Cathy Achilles and Keith Knoop met while they were church youth leaders in the Strand area, Western Cape. 

In 2008, Keith founded Tag Changers, an NGO Tag Changers that aims to inspire young people to empower themselves to change their communities. Cathy is a Project Manager and Administrator for Tag Changers. Currently, the organisation reaches more than 200 young people from communities in Strand, Western to as far as Upington in the Northern Cape. 

Cathy and Keith joined ACTIVATE! in 2013. “The idea for Youth Interpreter came about during the first module of the training programme. While we were doing an exercise about reflecting on the past, present and future, it struck home how many Activators in the room shared similar stories of loss. The last page of the magazine is called ‘we are because you were’ dedicated to a young life that has been lost.”

Through the collages for the ‘present’, Cathy and Keith saw the potential that young people have and the power to change South Africa.  The magazine aims to showcase this potential and what young people can achieve when they are active in their communities.

The process for collecting the content saw the team, Cathy, Keith and their other team members, Clint C Sparks and Reanetse Kolisang, immersing themselves within the Ocean View, Strand and Macassar communities. The team share their skills through workshops in the communities such as Keith running motivational speaking workshops and Clint doing creative writing with the youth. 

The 1st issue of Youth Interpreter was published on International Youth Day on 12 August 2013. The magazine was distributed to all who attended the Artscape Schools Arts Festival Gala in Cape Town. So far, 9000 copies distributed have been distributed across the Western Cape. YI will be launched online during September. 

The YI team is currently stationed at the Artscape Resource Centre as part of the Artscape Resource Centre Creative Capacity Programme (a two-year Organisational Capacity Building Programme, headed by Ukhona Mlandu).The team has expanded, Kelly Lee Smith, has been employed as an intern and assists with the administration of the magazine. 

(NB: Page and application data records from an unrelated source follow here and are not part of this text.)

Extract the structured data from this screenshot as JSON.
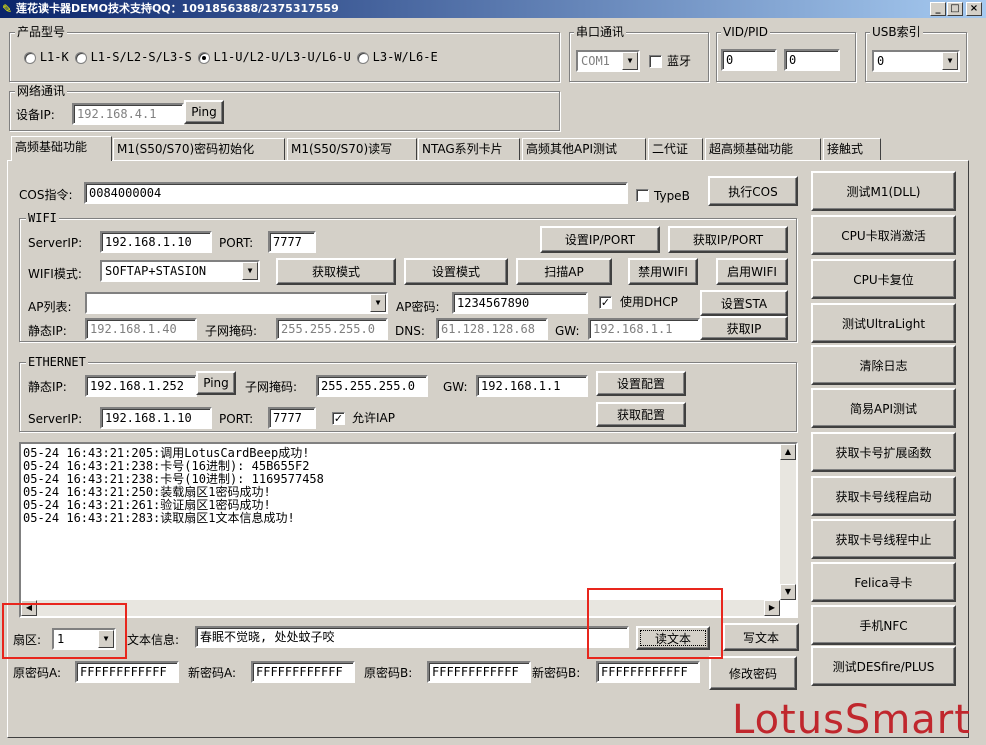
{
  "window": {
    "title": "莲花读卡器DEMO技术支持QQ：1091856388/2375317559",
    "icon": "app-icon"
  },
  "product_group": {
    "label": "产品型号",
    "options": [
      "L1-K",
      "L1-S/L2-S/L3-S",
      "L1-U/L2-U/L3-U/L6-U",
      "L3-W/L6-E"
    ],
    "selected_index": 2
  },
  "serial_group": {
    "label": "串口通讯",
    "port": "COM1",
    "bluetooth_label": "蓝牙",
    "bluetooth_checked": false
  },
  "vidpid_group": {
    "label": "VID/PID",
    "vid": "0",
    "pid": "0"
  },
  "usb_group": {
    "label": "USB索引",
    "value": "0"
  },
  "network_group": {
    "label": "网络通讯",
    "ip_label": "设备IP:",
    "ip": "192.168.4.1",
    "ping": "Ping"
  },
  "tabs": [
    "高频基础功能",
    "M1(S50/S70)密码初始化",
    "M1(S50/S70)读写",
    "NTAG系列卡片",
    "高频其他API测试",
    "二代证",
    "超高频基础功能",
    "接触式"
  ],
  "cos": {
    "label": "COS指令:",
    "value": "0084000004",
    "typeb_label": "TypeB",
    "typeb_checked": false,
    "exec": "执行COS"
  },
  "wifi": {
    "label": "WIFI",
    "server_ip_label": "ServerIP:",
    "server_ip": "192.168.1.10",
    "port_label": "PORT:",
    "port": "7777",
    "set_ip_port": "设置IP/PORT",
    "get_ip_port": "获取IP/PORT",
    "mode_label": "WIFI模式:",
    "mode": "SOFTAP+STASION",
    "get_mode": "获取模式",
    "set_mode": "设置模式",
    "scan_ap": "扫描AP",
    "disable_wifi": "禁用WIFI",
    "enable_wifi": "启用WIFI",
    "ap_list_label": "AP列表:",
    "ap_list": "",
    "ap_pwd_label": "AP密码:",
    "ap_pwd": "1234567890",
    "dhcp_label": "使用DHCP",
    "dhcp_checked": true,
    "set_sta": "设置STA",
    "static_ip_label": "静态IP:",
    "static_ip": "192.168.1.40",
    "mask_label": "子网掩码:",
    "mask": "255.255.255.0",
    "dns_label": "DNS:",
    "dns": "61.128.128.68",
    "gw_label": "GW:",
    "gw": "192.168.1.1",
    "get_ip": "获取IP"
  },
  "ethernet": {
    "label": "ETHERNET",
    "static_ip_label": "静态IP:",
    "static_ip": "192.168.1.252",
    "ping": "Ping",
    "mask_label": "子网掩码:",
    "mask": "255.255.255.0",
    "gw_label": "GW:",
    "gw": "192.168.1.1",
    "set_config": "设置配置",
    "get_config": "获取配置",
    "server_ip_label": "ServerIP:",
    "server_ip": "192.168.1.10",
    "port_label": "PORT:",
    "port": "7777",
    "iap_label": "允许IAP",
    "iap_checked": true
  },
  "log_lines": [
    "05-24 16:43:21:205:调用LotusCardBeep成功!",
    "05-24 16:43:21:238:卡号(16进制): 45B655F2",
    "05-24 16:43:21:238:卡号(10进制): 1169577458",
    "05-24 16:43:21:250:装载扇区1密码成功!",
    "05-24 16:43:21:261:验证扇区1密码成功!",
    "05-24 16:43:21:283:读取扇区1文本信息成功!"
  ],
  "sector": {
    "label": "扇区:",
    "value": "1"
  },
  "text_info": {
    "label": "文本信息:",
    "value": "春眠不觉晓, 处处蚊子咬"
  },
  "read_text": "读文本",
  "write_text": "写文本",
  "passwords": {
    "old_a_label": "原密码A:",
    "old_a": "FFFFFFFFFFFF",
    "new_a_label": "新密码A:",
    "new_a": "FFFFFFFFFFFF",
    "old_b_label": "原密码B:",
    "old_b": "FFFFFFFFFFFF",
    "new_b_label": "新密码B:",
    "new_b": "FFFFFFFFFFFF",
    "change": "修改密码"
  },
  "side_buttons": [
    "测试M1(DLL)",
    "CPU卡取消激活",
    "CPU卡复位",
    "测试UltraLight",
    "清除日志",
    "简易API测试",
    "获取卡号扩展函数",
    "获取卡号线程启动",
    "获取卡号线程中止",
    "Felica寻卡",
    "手机NFC",
    "测试DESfire/PLUS"
  ],
  "watermark": "LotusSmart",
  "highlight_color": "#e8261d"
}
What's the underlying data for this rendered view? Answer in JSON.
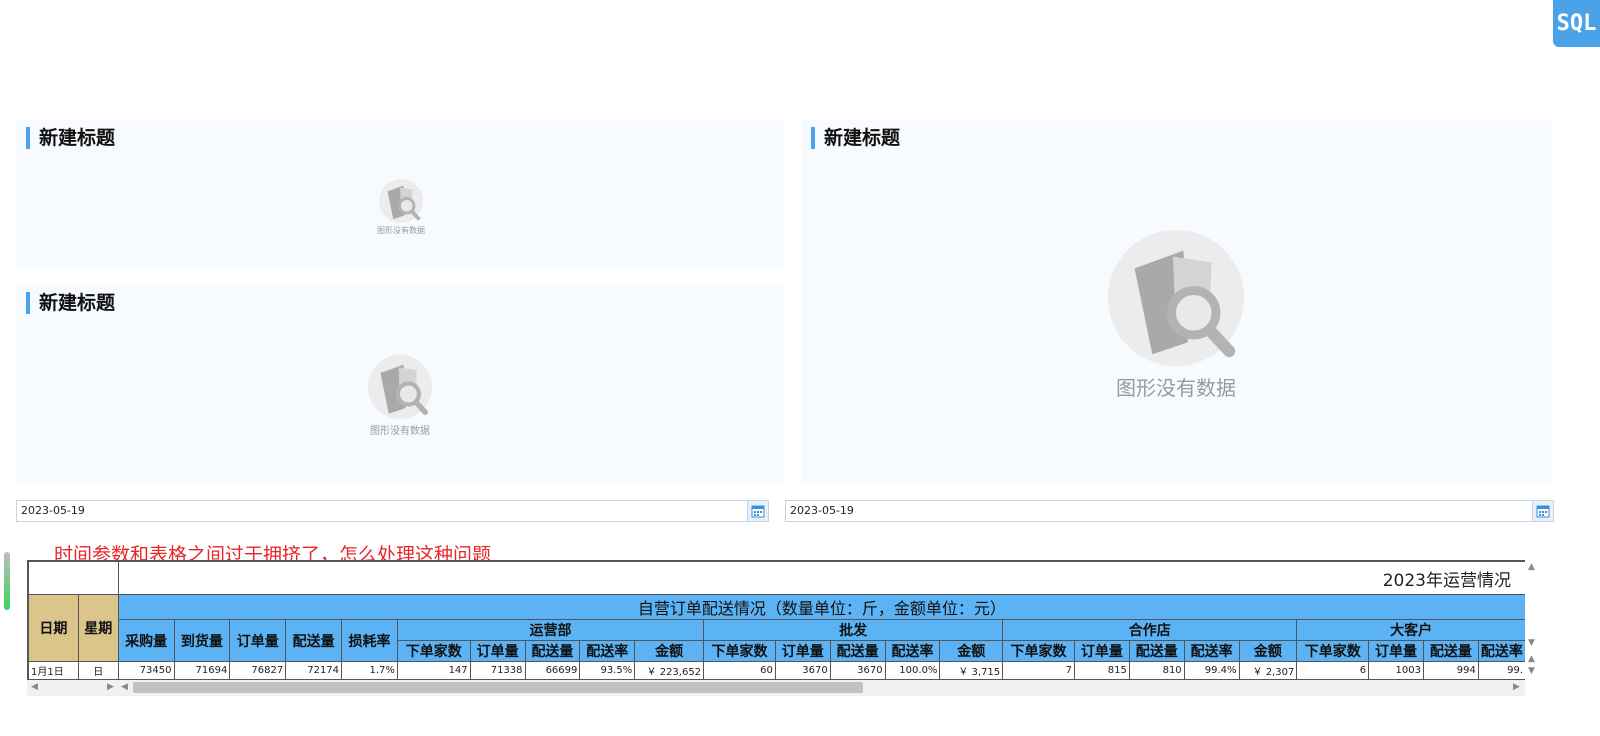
{
  "toolbar": {
    "sql_label": "SQL"
  },
  "panels": [
    {
      "title": "新建标题",
      "no_data": "图形没有数据"
    },
    {
      "title": "新建标题",
      "no_data": "图形没有数据"
    },
    {
      "title": "新建标题",
      "no_data": "图形没有数据"
    }
  ],
  "date_params": [
    {
      "value": "2023-05-19"
    },
    {
      "value": "2023-05-19"
    }
  ],
  "annotation": "时间参数和表格之间过于拥挤了，怎么处理这种问题",
  "report": {
    "caption": "2023年运营情况",
    "banner": "自营订单配送情况（数量单位：斤，金额单位：元）",
    "headers": {
      "date": "日期",
      "weekday": "星期",
      "cols": [
        "采购量",
        "到货量",
        "订单量",
        "配送量",
        "损耗率"
      ],
      "groups": [
        "运营部",
        "批发",
        "合作店",
        "大客户"
      ],
      "sub": [
        "下单家数",
        "订单量",
        "配送量",
        "配送率",
        "金额"
      ]
    },
    "rows": [
      {
        "date": "1月1日",
        "weekday": "日",
        "cols": [
          "73450",
          "71694",
          "76827",
          "72174",
          "1.7%"
        ],
        "groups": [
          [
            "147",
            "71338",
            "66699",
            "93.5%",
            "￥ 223,652"
          ],
          [
            "60",
            "3670",
            "3670",
            "100.0%",
            "￥ 3,715"
          ],
          [
            "7",
            "815",
            "810",
            "99.4%",
            "￥ 2,307"
          ],
          [
            "6",
            "1003",
            "994",
            "99."
          ]
        ]
      }
    ]
  }
}
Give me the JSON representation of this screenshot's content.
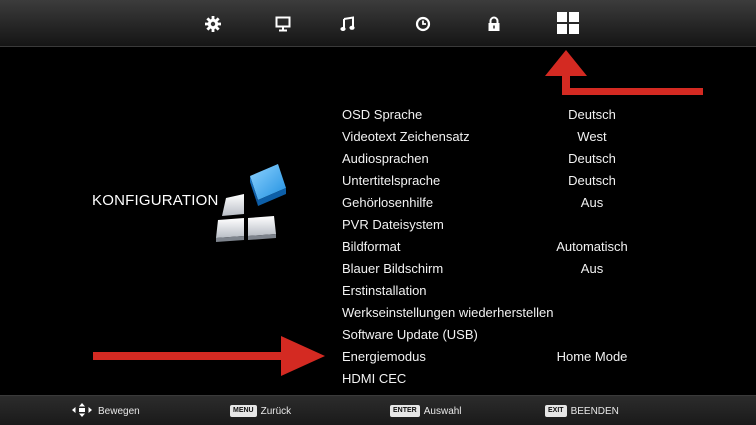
{
  "topbar": {
    "tabs": [
      {
        "icon": "picture-settings-icon"
      },
      {
        "icon": "monitor-icon"
      },
      {
        "icon": "music-note-icon"
      },
      {
        "icon": "clock-icon"
      },
      {
        "icon": "lock-icon"
      },
      {
        "icon": "setup-grid-icon",
        "selected": true
      }
    ]
  },
  "section": {
    "title": "KONFIGURATION"
  },
  "menu": {
    "items": [
      {
        "label": "OSD Sprache",
        "value": "Deutsch"
      },
      {
        "label": "Videotext Zeichensatz",
        "value": "West"
      },
      {
        "label": "Audiosprachen",
        "value": "Deutsch"
      },
      {
        "label": "Untertitelsprache",
        "value": "Deutsch"
      },
      {
        "label": "Gehörlosenhilfe",
        "value": "Aus"
      },
      {
        "label": "PVR Dateisystem",
        "value": ""
      },
      {
        "label": "Bildformat",
        "value": "Automatisch"
      },
      {
        "label": "Blauer Bildschirm",
        "value": "Aus"
      },
      {
        "label": "Erstinstallation",
        "value": ""
      },
      {
        "label": "Werkseinstellungen wiederherstellen",
        "value": ""
      },
      {
        "label": "Software Update (USB)",
        "value": ""
      },
      {
        "label": "Energiemodus",
        "value": "Home Mode"
      },
      {
        "label": "HDMI CEC",
        "value": ""
      }
    ]
  },
  "hints": {
    "move": {
      "label": "Bewegen"
    },
    "back": {
      "key": "MENU",
      "label": "Zurück"
    },
    "select": {
      "key": "ENTER",
      "label": "Auswahl"
    },
    "exit": {
      "key": "EXIT",
      "label": "BEENDEN"
    }
  },
  "colors": {
    "accent_arrow": "#d42a22",
    "background": "#000000",
    "text": "#f2f2f2"
  }
}
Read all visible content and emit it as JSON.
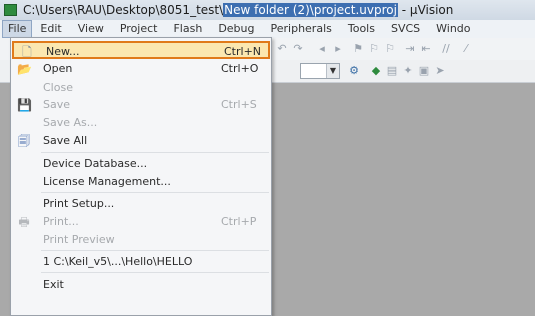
{
  "window": {
    "title_prefix": "C:\\Users\\RAU\\Desktop\\8051_test\\",
    "title_highlight": "New folder (2)\\project.uvproj",
    "title_suffix": " - µVision"
  },
  "menubar": [
    "File",
    "Edit",
    "View",
    "Project",
    "Flash",
    "Debug",
    "Peripherals",
    "Tools",
    "SVCS",
    "Windo"
  ],
  "file_menu": [
    {
      "label": "New...",
      "shortcut": "Ctrl+N",
      "icon": "new-file-icon",
      "glyph": "🗋",
      "enabled": true,
      "selected": true
    },
    {
      "label": "Open",
      "shortcut": "Ctrl+O",
      "icon": "open-folder-icon",
      "glyph": "📂",
      "enabled": true
    },
    {
      "label": "Close",
      "shortcut": "",
      "icon": "",
      "glyph": "",
      "enabled": false
    },
    {
      "label": "Save",
      "shortcut": "Ctrl+S",
      "icon": "save-icon",
      "glyph": "💾",
      "enabled": false
    },
    {
      "label": "Save As...",
      "shortcut": "",
      "icon": "",
      "glyph": "",
      "enabled": false
    },
    {
      "label": "Save All",
      "shortcut": "",
      "icon": "save-all-icon",
      "glyph": "🗐",
      "enabled": true
    },
    {
      "label": "Device Database...",
      "shortcut": "",
      "icon": "",
      "glyph": "",
      "enabled": true
    },
    {
      "label": "License Management...",
      "shortcut": "",
      "icon": "",
      "glyph": "",
      "enabled": true
    },
    {
      "label": "Print Setup...",
      "shortcut": "",
      "icon": "",
      "glyph": "",
      "enabled": true
    },
    {
      "label": "Print...",
      "shortcut": "Ctrl+P",
      "icon": "print-icon",
      "glyph": "🖶",
      "enabled": false
    },
    {
      "label": "Print Preview",
      "shortcut": "",
      "icon": "",
      "glyph": "",
      "enabled": false
    },
    {
      "label": "1 C:\\Keil_v5\\...\\Hello\\HELLO",
      "shortcut": "",
      "icon": "",
      "glyph": "",
      "enabled": true
    },
    {
      "label": "Exit",
      "shortcut": "",
      "icon": "",
      "glyph": "",
      "enabled": true
    }
  ],
  "colors": {
    "highlight_border": "#e07a1a",
    "highlight_fill": "#fbe7b0"
  }
}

YI is published under a registered private company, Youth Interpreter (Pty) Ltd, which is owned by Cathy and Keith and the rest of the team.

In the meantime, show your support by liking their Facebook page and following them on Twitter